▸ What is needed:
Retype every record exactly as it appears.

-*-*-

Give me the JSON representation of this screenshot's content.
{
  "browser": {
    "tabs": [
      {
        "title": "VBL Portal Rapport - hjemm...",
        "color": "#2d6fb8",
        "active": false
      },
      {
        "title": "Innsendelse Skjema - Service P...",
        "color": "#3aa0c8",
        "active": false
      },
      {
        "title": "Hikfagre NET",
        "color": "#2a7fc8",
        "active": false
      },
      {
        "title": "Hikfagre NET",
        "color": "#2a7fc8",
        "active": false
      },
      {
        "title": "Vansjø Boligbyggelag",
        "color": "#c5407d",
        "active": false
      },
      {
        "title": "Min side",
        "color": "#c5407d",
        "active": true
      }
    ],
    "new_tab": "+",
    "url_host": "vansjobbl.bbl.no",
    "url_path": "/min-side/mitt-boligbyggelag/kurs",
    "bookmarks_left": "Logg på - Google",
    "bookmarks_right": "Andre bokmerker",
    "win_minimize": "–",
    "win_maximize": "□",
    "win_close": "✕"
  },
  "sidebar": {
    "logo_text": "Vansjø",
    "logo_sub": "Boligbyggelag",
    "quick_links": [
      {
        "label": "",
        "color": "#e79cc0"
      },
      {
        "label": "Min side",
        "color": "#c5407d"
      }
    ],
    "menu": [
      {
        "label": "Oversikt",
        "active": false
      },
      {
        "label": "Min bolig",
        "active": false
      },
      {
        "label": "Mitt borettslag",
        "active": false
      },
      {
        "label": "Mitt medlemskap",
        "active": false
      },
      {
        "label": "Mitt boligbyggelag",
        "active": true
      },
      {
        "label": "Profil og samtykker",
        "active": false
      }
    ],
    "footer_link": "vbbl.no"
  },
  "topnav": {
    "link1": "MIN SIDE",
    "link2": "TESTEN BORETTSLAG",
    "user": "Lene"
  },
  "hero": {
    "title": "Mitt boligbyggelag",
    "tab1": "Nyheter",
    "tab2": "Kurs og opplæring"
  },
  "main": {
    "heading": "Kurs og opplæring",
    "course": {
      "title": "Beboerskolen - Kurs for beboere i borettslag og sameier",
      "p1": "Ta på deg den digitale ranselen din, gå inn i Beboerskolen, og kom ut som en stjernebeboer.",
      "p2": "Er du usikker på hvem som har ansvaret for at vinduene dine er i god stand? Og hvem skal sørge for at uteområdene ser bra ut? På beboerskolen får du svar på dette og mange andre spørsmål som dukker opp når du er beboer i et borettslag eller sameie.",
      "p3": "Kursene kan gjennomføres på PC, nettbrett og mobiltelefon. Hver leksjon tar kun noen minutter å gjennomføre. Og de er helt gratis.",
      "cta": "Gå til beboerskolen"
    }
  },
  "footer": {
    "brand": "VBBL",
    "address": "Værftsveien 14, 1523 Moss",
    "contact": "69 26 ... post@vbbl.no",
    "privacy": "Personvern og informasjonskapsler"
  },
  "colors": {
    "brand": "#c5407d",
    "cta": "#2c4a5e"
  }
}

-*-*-

▸ Answer:
Give me the JSON representation of this screenshot's content.
{
  "browser": {
    "tabs": [
      {
        "title": "VBL Portal Rapport - hjemm...",
        "color": "#2d6fb8",
        "active": false
      },
      {
        "title": "Innsendelse Skjema - Service P...",
        "color": "#3aa0c8",
        "active": false
      },
      {
        "title": "Hikfagre NET",
        "color": "#2a7fc8",
        "active": false
      },
      {
        "title": "Hikfagre NET",
        "color": "#2a7fc8",
        "active": false
      },
      {
        "title": "Vansjø Boligbyggelag",
        "color": "#c5407d",
        "active": false
      },
      {
        "title": "Min side",
        "color": "#c5407d",
        "active": true
      }
    ],
    "new_tab": "+",
    "url_host": "vansjobbl.bbl.no",
    "url_path": "/min-side/mitt-boligbyggelag/kurs",
    "bookmarks_left": "Logg på - Google",
    "bookmarks_right": "Andre bokmerker",
    "win_minimize": "–",
    "win_maximize": "□",
    "win_close": "✕"
  },
  "sidebar": {
    "logo_text": "Vansjø",
    "logo_sub": "Boligbyggelag",
    "quick_links": [
      {
        "label": "",
        "color": "#e79cc0"
      },
      {
        "label": "Min side",
        "color": "#c5407d"
      }
    ],
    "menu": [
      {
        "label": "Oversikt",
        "active": false
      },
      {
        "label": "Min bolig",
        "active": false
      },
      {
        "label": "Mitt borettslag",
        "active": false
      },
      {
        "label": "Mitt medlemskap",
        "active": false
      },
      {
        "label": "Mitt boligbyggelag",
        "active": true
      },
      {
        "label": "Profil og samtykker",
        "active": false
      }
    ],
    "footer_link": "vbbl.no"
  },
  "topnav": {
    "link1": "MIN SIDE",
    "link2": "TESTEN BORETTSLAG",
    "user": "Lene"
  },
  "hero": {
    "title": "Mitt boligbyggelag",
    "tab1": "Nyheter",
    "tab2": "Kurs og opplæring"
  },
  "main": {
    "heading": "Kurs og opplæring",
    "course": {
      "title": "Beboerskolen - Kurs for beboere i borettslag og sameier",
      "p1": "Ta på deg den digitale ranselen din, gå inn i Beboerskolen, og kom ut som en stjernebeboer.",
      "p2": "Er du usikker på hvem som har ansvaret for at vinduene dine er i god stand? Og hvem skal sørge for at uteområdene ser bra ut? På beboerskolen får du svar på dette og mange andre spørsmål som dukker opp når du er beboer i et borettslag eller sameie.",
      "p3": "Kursene kan gjennomføres på PC, nettbrett og mobiltelefon. Hver leksjon tar kun noen minutter å gjennomføre. Og de er helt gratis.",
      "cta": "Gå til beboerskolen"
    }
  },
  "footer": {
    "brand": "VBBL",
    "address": "Værftsveien 14, 1523 Moss",
    "contact": "69 26 ... post@vbbl.no",
    "privacy": "Personvern og informasjonskapsler"
  },
  "colors": {
    "brand": "#c5407d",
    "cta": "#2c4a5e"
  }
}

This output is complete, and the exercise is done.